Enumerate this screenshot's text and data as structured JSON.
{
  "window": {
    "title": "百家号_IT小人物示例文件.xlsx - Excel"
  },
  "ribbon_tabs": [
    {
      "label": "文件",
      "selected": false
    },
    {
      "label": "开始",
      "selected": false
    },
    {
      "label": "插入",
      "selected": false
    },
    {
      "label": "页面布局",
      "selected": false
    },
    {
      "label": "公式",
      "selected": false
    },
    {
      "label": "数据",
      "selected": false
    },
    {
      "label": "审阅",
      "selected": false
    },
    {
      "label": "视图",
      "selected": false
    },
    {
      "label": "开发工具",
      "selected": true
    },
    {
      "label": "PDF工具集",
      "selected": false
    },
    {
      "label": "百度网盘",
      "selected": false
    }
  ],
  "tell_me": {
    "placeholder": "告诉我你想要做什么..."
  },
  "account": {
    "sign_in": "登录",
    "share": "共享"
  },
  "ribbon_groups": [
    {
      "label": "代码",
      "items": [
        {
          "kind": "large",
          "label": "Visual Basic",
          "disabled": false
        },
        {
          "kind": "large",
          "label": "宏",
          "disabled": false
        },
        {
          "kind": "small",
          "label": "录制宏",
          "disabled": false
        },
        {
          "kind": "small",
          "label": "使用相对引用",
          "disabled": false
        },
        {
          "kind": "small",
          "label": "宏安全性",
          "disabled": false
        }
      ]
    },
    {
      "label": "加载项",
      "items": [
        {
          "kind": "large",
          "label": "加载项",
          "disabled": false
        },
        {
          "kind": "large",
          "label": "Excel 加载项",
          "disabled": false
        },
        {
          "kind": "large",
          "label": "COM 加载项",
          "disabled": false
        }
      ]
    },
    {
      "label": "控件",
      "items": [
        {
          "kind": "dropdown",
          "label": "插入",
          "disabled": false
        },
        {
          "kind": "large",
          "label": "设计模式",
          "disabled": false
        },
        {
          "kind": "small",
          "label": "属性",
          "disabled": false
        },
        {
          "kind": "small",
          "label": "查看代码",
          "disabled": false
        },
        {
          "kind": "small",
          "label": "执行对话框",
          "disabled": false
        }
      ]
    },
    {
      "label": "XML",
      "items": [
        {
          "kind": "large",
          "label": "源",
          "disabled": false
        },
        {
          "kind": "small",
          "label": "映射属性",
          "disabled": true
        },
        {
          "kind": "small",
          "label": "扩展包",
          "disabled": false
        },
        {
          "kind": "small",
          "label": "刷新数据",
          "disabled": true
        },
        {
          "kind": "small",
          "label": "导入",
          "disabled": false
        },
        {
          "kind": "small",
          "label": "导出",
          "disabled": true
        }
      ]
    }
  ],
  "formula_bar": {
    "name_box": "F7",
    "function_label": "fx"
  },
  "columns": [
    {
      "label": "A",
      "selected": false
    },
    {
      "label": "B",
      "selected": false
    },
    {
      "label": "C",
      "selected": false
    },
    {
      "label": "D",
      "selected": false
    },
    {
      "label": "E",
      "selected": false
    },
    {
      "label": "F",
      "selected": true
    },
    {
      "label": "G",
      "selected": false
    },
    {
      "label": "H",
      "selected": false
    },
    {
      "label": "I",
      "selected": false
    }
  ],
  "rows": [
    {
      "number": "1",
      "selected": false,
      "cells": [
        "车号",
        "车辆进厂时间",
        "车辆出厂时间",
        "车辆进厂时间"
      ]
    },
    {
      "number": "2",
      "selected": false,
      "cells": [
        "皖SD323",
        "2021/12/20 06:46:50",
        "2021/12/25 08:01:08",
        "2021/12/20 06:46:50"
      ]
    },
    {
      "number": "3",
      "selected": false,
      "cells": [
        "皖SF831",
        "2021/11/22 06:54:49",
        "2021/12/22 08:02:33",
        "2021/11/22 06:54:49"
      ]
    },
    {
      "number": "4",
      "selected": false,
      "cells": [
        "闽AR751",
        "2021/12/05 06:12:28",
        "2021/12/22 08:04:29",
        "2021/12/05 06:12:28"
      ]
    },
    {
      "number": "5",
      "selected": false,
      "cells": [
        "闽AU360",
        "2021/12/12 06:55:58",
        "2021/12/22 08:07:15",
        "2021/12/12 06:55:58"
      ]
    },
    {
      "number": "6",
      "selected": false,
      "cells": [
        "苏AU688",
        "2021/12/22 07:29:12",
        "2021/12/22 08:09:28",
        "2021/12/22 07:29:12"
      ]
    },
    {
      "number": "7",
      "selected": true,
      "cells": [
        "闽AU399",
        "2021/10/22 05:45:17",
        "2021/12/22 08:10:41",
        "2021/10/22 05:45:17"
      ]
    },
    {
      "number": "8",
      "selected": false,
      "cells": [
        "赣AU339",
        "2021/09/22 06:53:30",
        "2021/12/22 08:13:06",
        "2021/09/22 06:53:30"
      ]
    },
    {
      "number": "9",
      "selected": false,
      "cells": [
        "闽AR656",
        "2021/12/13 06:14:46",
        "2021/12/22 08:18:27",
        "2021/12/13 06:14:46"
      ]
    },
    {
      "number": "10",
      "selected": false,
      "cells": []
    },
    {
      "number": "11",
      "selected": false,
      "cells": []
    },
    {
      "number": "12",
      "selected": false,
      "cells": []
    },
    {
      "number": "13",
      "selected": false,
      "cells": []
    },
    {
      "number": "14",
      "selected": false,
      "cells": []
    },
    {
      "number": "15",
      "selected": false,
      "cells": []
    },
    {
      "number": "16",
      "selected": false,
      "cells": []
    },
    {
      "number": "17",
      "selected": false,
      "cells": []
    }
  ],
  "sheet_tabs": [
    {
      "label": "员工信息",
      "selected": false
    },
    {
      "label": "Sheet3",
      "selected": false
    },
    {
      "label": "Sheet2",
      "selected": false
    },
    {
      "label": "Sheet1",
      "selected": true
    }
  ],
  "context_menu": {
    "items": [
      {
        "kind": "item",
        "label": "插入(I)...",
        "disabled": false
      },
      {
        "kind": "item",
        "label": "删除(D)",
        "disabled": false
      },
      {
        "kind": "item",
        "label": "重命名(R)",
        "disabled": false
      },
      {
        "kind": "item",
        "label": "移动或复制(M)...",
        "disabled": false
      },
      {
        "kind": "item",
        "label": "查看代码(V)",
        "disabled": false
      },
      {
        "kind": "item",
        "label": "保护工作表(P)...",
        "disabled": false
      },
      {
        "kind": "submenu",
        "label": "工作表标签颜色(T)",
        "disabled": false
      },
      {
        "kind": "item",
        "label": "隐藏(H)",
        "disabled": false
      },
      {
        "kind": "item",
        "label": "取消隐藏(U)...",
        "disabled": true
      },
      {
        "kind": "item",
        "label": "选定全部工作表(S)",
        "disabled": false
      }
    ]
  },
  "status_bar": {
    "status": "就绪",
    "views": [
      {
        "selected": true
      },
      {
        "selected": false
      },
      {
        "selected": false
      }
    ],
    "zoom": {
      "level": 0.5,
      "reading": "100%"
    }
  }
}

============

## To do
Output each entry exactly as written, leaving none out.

## Output of the task
Enumerate this screenshot's text and data as structured JSON.
{
  "window": {
    "title": "百家号_IT小人物示例文件.xlsx - Excel"
  },
  "ribbon_tabs": [
    {
      "label": "文件",
      "selected": false
    },
    {
      "label": "开始",
      "selected": false
    },
    {
      "label": "插入",
      "selected": false
    },
    {
      "label": "页面布局",
      "selected": false
    },
    {
      "label": "公式",
      "selected": false
    },
    {
      "label": "数据",
      "selected": false
    },
    {
      "label": "审阅",
      "selected": false
    },
    {
      "label": "视图",
      "selected": false
    },
    {
      "label": "开发工具",
      "selected": true
    },
    {
      "label": "PDF工具集",
      "selected": false
    },
    {
      "label": "百度网盘",
      "selected": false
    }
  ],
  "tell_me": {
    "placeholder": "告诉我你想要做什么..."
  },
  "account": {
    "sign_in": "登录",
    "share": "共享"
  },
  "ribbon_groups": [
    {
      "label": "代码",
      "items": [
        {
          "kind": "large",
          "label": "Visual Basic",
          "disabled": false
        },
        {
          "kind": "large",
          "label": "宏",
          "disabled": false
        },
        {
          "kind": "small",
          "label": "录制宏",
          "disabled": false
        },
        {
          "kind": "small",
          "label": "使用相对引用",
          "disabled": false
        },
        {
          "kind": "small",
          "label": "宏安全性",
          "disabled": false
        }
      ]
    },
    {
      "label": "加载项",
      "items": [
        {
          "kind": "large",
          "label": "加载项",
          "disabled": false
        },
        {
          "kind": "large",
          "label": "Excel 加载项",
          "disabled": false
        },
        {
          "kind": "large",
          "label": "COM 加载项",
          "disabled": false
        }
      ]
    },
    {
      "label": "控件",
      "items": [
        {
          "kind": "dropdown",
          "label": "插入",
          "disabled": false
        },
        {
          "kind": "large",
          "label": "设计模式",
          "disabled": false
        },
        {
          "kind": "small",
          "label": "属性",
          "disabled": false
        },
        {
          "kind": "small",
          "label": "查看代码",
          "disabled": false
        },
        {
          "kind": "small",
          "label": "执行对话框",
          "disabled": false
        }
      ]
    },
    {
      "label": "XML",
      "items": [
        {
          "kind": "large",
          "label": "源",
          "disabled": false
        },
        {
          "kind": "small",
          "label": "映射属性",
          "disabled": true
        },
        {
          "kind": "small",
          "label": "扩展包",
          "disabled": false
        },
        {
          "kind": "small",
          "label": "刷新数据",
          "disabled": true
        },
        {
          "kind": "small",
          "label": "导入",
          "disabled": false
        },
        {
          "kind": "small",
          "label": "导出",
          "disabled": true
        }
      ]
    }
  ],
  "formula_bar": {
    "name_box": "F7",
    "function_label": "fx"
  },
  "columns": [
    {
      "label": "A",
      "selected": false
    },
    {
      "label": "B",
      "selected": false
    },
    {
      "label": "C",
      "selected": false
    },
    {
      "label": "D",
      "selected": false
    },
    {
      "label": "E",
      "selected": false
    },
    {
      "label": "F",
      "selected": true
    },
    {
      "label": "G",
      "selected": false
    },
    {
      "label": "H",
      "selected": false
    },
    {
      "label": "I",
      "selected": false
    }
  ],
  "rows": [
    {
      "number": "1",
      "selected": false,
      "cells": [
        "车号",
        "车辆进厂时间",
        "车辆出厂时间",
        "车辆进厂时间"
      ]
    },
    {
      "number": "2",
      "selected": false,
      "cells": [
        "皖SD323",
        "2021/12/20 06:46:50",
        "2021/12/25 08:01:08",
        "2021/12/20 06:46:50"
      ]
    },
    {
      "number": "3",
      "selected": false,
      "cells": [
        "皖SF831",
        "2021/11/22 06:54:49",
        "2021/12/22 08:02:33",
        "2021/11/22 06:54:49"
      ]
    },
    {
      "number": "4",
      "selected": false,
      "cells": [
        "闽AR751",
        "2021/12/05 06:12:28",
        "2021/12/22 08:04:29",
        "2021/12/05 06:12:28"
      ]
    },
    {
      "number": "5",
      "selected": false,
      "cells": [
        "闽AU360",
        "2021/12/12 06:55:58",
        "2021/12/22 08:07:15",
        "2021/12/12 06:55:58"
      ]
    },
    {
      "number": "6",
      "selected": false,
      "cells": [
        "苏AU688",
        "2021/12/22 07:29:12",
        "2021/12/22 08:09:28",
        "2021/12/22 07:29:12"
      ]
    },
    {
      "number": "7",
      "selected": true,
      "cells": [
        "闽AU399",
        "2021/10/22 05:45:17",
        "2021/12/22 08:10:41",
        "2021/10/22 05:45:17"
      ]
    },
    {
      "number": "8",
      "selected": false,
      "cells": [
        "赣AU339",
        "2021/09/22 06:53:30",
        "2021/12/22 08:13:06",
        "2021/09/22 06:53:30"
      ]
    },
    {
      "number": "9",
      "selected": false,
      "cells": [
        "闽AR656",
        "2021/12/13 06:14:46",
        "2021/12/22 08:18:27",
        "2021/12/13 06:14:46"
      ]
    },
    {
      "number": "10",
      "selected": false,
      "cells": []
    },
    {
      "number": "11",
      "selected": false,
      "cells": []
    },
    {
      "number": "12",
      "selected": false,
      "cells": []
    },
    {
      "number": "13",
      "selected": false,
      "cells": []
    },
    {
      "number": "14",
      "selected": false,
      "cells": []
    },
    {
      "number": "15",
      "selected": false,
      "cells": []
    },
    {
      "number": "16",
      "selected": false,
      "cells": []
    },
    {
      "number": "17",
      "selected": false,
      "cells": []
    }
  ],
  "sheet_tabs": [
    {
      "label": "员工信息",
      "selected": false
    },
    {
      "label": "Sheet3",
      "selected": false
    },
    {
      "label": "Sheet2",
      "selected": false
    },
    {
      "label": "Sheet1",
      "selected": true
    }
  ],
  "context_menu": {
    "items": [
      {
        "kind": "item",
        "label": "插入(I)...",
        "disabled": false
      },
      {
        "kind": "item",
        "label": "删除(D)",
        "disabled": false
      },
      {
        "kind": "item",
        "label": "重命名(R)",
        "disabled": false
      },
      {
        "kind": "item",
        "label": "移动或复制(M)...",
        "disabled": false
      },
      {
        "kind": "item",
        "label": "查看代码(V)",
        "disabled": false
      },
      {
        "kind": "item",
        "label": "保护工作表(P)...",
        "disabled": false
      },
      {
        "kind": "submenu",
        "label": "工作表标签颜色(T)",
        "disabled": false
      },
      {
        "kind": "item",
        "label": "隐藏(H)",
        "disabled": false
      },
      {
        "kind": "item",
        "label": "取消隐藏(U)...",
        "disabled": true
      },
      {
        "kind": "item",
        "label": "选定全部工作表(S)",
        "disabled": false
      }
    ]
  },
  "status_bar": {
    "status": "就绪",
    "views": [
      {
        "selected": true
      },
      {
        "selected": false
      },
      {
        "selected": false
      }
    ],
    "zoom": {
      "level": 0.5,
      "reading": "100%"
    }
  }
}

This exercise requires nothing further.